[[ Provided information open ]]

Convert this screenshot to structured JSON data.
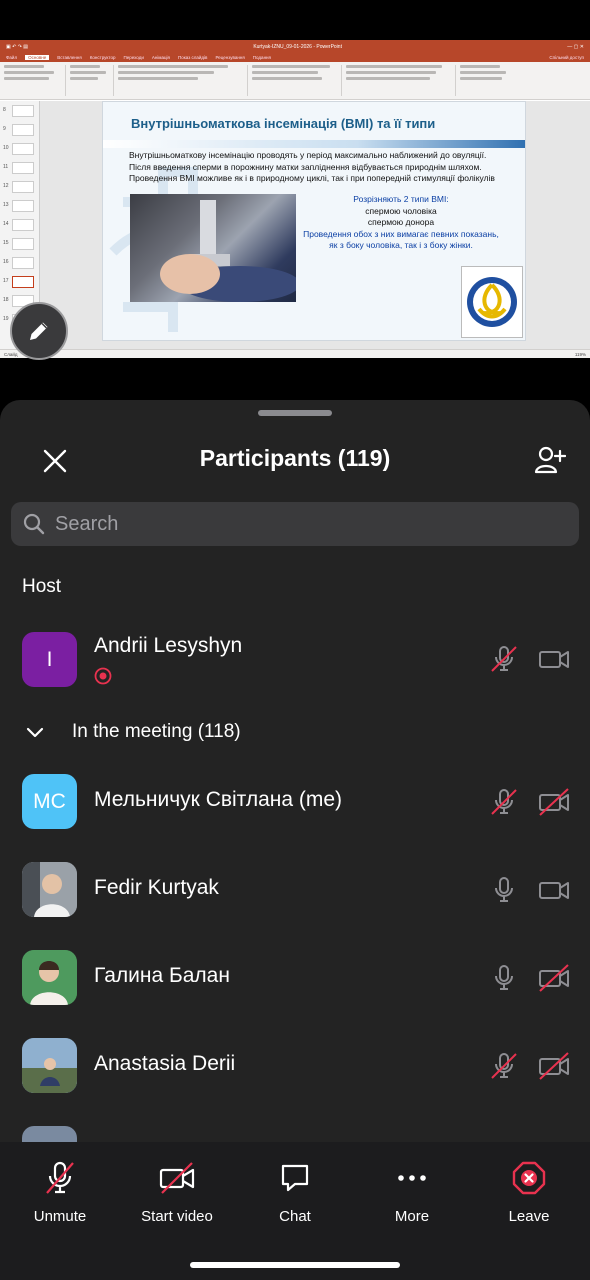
{
  "screen_share": {
    "window_title": "Kurtyak-IZNU_09-01-2026 - PowerPoint",
    "ribbon_tabs": [
      "Файл",
      "Основне",
      "Вставлення",
      "Конструктор",
      "Переходи",
      "Анімація",
      "Показ слайдів",
      "Рецензування",
      "Подання"
    ],
    "share_label": "Спільний доступ",
    "slide_numbers": [
      "8",
      "9",
      "10",
      "11",
      "12",
      "13",
      "14",
      "15",
      "16",
      "17",
      "18",
      "19"
    ],
    "status_left": "Слайд",
    "status_right": "119%",
    "slide": {
      "title": "Внутрішньоматкова інсемінація (ВМІ) та її типи",
      "paragraph_lines": [
        "Внутрішньоматкову інсемінацію проводять у період максимально наближений до овуляції.",
        "Після введення сперми в порожнину матки запліднення відбувається природнім шляхом.",
        "Проведення ВМІ можливе як і в природному циклі, так і при попередній стимуляції фолікулів"
      ],
      "types_heading": "Розрізняють 2 типи ВМІ:",
      "type_1": "спермою чоловіка",
      "type_2": "спермою донора",
      "note": "Проведення обох з них вимагає певних показань, як з боку чоловіка, так і з боку жінки."
    }
  },
  "participants_panel": {
    "title": "Participants (119)",
    "search_placeholder": "Search",
    "host_section": "Host",
    "meeting_section": "In the meeting (118)",
    "host": {
      "name": "Andrii Lesyshyn",
      "initial": "I",
      "avatar_color": "#7b1fa2",
      "muted": true,
      "video_on": false,
      "recording": true
    },
    "members": [
      {
        "name": "Мельничук Світлана (me)",
        "initials": "MC",
        "avatar_color": "#4fc3f7",
        "muted": true,
        "video_off": true
      },
      {
        "name": "Fedir Kurtyak",
        "initials": "",
        "avatar_color": "#8a8f96",
        "muted": false,
        "video_off": false
      },
      {
        "name": "Галина Балан",
        "initials": "",
        "avatar_color": "#3b8a4f",
        "muted": false,
        "video_off": true
      },
      {
        "name": "Anastasia Derii",
        "initials": "",
        "avatar_color": "#6d8fb0",
        "muted": true,
        "video_off": true
      }
    ]
  },
  "toolbar": {
    "unmute": "Unmute",
    "start_video": "Start video",
    "chat": "Chat",
    "more": "More",
    "leave": "Leave"
  },
  "colors": {
    "accent_red": "#e8324f",
    "panel_bg": "#232323",
    "toolbar_bg": "#1c1c1e"
  }
}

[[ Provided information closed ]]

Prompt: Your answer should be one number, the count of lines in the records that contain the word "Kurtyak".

Solution for this task: 2